#### [ENTRIES SHOWN]
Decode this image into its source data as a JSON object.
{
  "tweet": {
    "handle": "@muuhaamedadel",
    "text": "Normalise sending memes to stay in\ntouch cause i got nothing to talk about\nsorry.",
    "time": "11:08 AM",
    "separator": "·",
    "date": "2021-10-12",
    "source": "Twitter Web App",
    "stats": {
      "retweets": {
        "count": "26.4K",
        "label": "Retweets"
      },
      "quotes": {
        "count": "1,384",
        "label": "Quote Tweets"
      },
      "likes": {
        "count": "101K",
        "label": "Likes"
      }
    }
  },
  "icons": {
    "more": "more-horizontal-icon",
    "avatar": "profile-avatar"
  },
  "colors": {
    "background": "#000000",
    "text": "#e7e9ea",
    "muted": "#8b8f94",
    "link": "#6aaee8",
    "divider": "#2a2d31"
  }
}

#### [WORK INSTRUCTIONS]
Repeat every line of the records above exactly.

#### [SOLUTION TO THIS TASK]
Decode this image into its source data as a JSON object.
{
  "tweet": {
    "handle": "@muuhaamedadel",
    "text": "Normalise sending memes to stay in\ntouch cause i got nothing to talk about\nsorry.",
    "time": "11:08 AM",
    "separator": "·",
    "date": "2021-10-12",
    "source": "Twitter Web App",
    "stats": {
      "retweets": {
        "count": "26.4K",
        "label": "Retweets"
      },
      "quotes": {
        "count": "1,384",
        "label": "Quote Tweets"
      },
      "likes": {
        "count": "101K",
        "label": "Likes"
      }
    }
  },
  "icons": {
    "more": "more-horizontal-icon",
    "avatar": "profile-avatar"
  },
  "colors": {
    "background": "#000000",
    "text": "#e7e9ea",
    "muted": "#8b8f94",
    "link": "#6aaee8",
    "divider": "#2a2d31"
  }
}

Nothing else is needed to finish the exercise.